Holmen has reached an agreement to sell its 50 per cent share holding in
the associate company Modo Paper to Metsä-Serla. SCA is also selling its
shares in Modo Paper to Metsä-Serla. Modo Paper was formed on October 1,
1999 through a merger of Holmen's and SCA's fine paper and merchanting
The price of Holmen's shares in Modo Paper is MSEK 6,500, which
corresponds to a value of MSEK 19,000 for the whole company on a debt-free
basis. As Holmen's book value of the shares is around MSEK 4,500, the sale
will generate a capital gain of some MSEK 2,000, or approximately SEK 22
The sale requires the consent of the EU Commission.
Fredrik Lundberg, Chairman of Holmen, comments:
"In industrial terms, we regard Metsä-Serla as a very suitable owner for
Modo Paper. The transaction will result in the formation of the largest
fine paper company in Europe. It is the Board's considered opinion that
the value realised for Holmen's shares in Modo Paper will be far higher as
a result of this sale than a stock market listing would have generated.
The sale is therefore in the best interest of Holmen's shareholders."
Per Ericson, Holmen's President and CEO, says:
"This divestment is one element in the strategy of focusing on newsprint
and paperboard that was established by Holmen's Board in January 1999.
Holmen intends to grow further in these product areas. The sale will
improve Holmen's ability to pursue this strategy vigorously."
The sale of the shares in Modo Paper will release capital that will mean
that Holmen, following completion of the sale and taking into account its
acquisition of Papelera Peninsular, will no longer have any net financial
debt, but will instead have net financial assets of some MSEK 1,000. Later
this year, therefore, the Board will propose measures to give Holmen a
financial structure to permit the Group to move ahead with the strategy
within the framework of the Group's established targets. Holmen's

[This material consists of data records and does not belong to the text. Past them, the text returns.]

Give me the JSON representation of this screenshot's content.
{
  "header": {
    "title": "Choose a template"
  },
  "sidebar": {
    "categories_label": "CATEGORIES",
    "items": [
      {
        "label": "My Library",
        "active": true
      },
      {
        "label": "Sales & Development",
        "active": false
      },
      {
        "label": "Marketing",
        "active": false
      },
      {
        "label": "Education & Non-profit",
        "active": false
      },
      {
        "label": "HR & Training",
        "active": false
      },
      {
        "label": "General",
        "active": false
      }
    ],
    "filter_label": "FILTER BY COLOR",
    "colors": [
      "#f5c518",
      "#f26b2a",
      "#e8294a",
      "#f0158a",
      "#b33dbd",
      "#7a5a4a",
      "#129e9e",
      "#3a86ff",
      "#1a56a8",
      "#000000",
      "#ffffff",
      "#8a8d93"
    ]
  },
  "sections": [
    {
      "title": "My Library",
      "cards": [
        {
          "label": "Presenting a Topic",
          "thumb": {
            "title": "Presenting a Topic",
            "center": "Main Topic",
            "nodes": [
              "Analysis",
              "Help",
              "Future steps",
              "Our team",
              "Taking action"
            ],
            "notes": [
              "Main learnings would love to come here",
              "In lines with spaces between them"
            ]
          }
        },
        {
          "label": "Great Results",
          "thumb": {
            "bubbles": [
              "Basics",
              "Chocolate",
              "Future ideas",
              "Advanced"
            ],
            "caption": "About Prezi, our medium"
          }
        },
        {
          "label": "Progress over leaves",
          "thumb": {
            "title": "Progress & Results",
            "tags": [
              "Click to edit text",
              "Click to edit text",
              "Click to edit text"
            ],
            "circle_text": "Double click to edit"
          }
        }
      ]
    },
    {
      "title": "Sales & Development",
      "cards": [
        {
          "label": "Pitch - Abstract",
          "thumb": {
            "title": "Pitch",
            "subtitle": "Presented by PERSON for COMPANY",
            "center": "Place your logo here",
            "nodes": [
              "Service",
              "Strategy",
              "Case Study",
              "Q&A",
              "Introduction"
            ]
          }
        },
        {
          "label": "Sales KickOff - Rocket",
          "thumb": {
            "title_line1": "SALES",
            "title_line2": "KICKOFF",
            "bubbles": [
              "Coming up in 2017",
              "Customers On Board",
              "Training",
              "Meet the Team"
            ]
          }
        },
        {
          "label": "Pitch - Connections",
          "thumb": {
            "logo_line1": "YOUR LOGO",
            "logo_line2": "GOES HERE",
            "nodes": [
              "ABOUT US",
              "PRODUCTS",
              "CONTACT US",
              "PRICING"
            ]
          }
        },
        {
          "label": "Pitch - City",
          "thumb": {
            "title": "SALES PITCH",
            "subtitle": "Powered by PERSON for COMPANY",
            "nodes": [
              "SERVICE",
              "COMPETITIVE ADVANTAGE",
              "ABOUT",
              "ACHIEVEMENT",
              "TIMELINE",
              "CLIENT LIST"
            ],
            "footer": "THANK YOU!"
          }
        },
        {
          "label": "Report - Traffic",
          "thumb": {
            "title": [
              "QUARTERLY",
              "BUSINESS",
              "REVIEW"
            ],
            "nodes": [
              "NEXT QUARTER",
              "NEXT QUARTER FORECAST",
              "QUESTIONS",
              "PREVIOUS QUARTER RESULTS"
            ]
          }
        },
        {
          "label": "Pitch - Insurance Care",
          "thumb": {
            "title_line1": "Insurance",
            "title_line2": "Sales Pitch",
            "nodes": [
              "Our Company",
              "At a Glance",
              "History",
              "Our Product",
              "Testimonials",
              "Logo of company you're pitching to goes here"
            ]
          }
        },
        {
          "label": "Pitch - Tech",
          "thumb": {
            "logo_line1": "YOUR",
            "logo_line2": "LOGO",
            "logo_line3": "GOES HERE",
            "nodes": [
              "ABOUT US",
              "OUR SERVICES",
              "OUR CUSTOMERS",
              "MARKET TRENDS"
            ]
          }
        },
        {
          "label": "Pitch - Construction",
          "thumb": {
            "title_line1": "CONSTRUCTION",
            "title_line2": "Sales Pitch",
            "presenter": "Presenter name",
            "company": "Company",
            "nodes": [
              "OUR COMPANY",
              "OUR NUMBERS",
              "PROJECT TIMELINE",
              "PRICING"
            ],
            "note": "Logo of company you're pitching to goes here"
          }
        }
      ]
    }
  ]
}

financial targets are that the debt/equity ratio shall be between 0.5 and
0.7, and that each year's dividend shall correspond to 5-7 per cent of the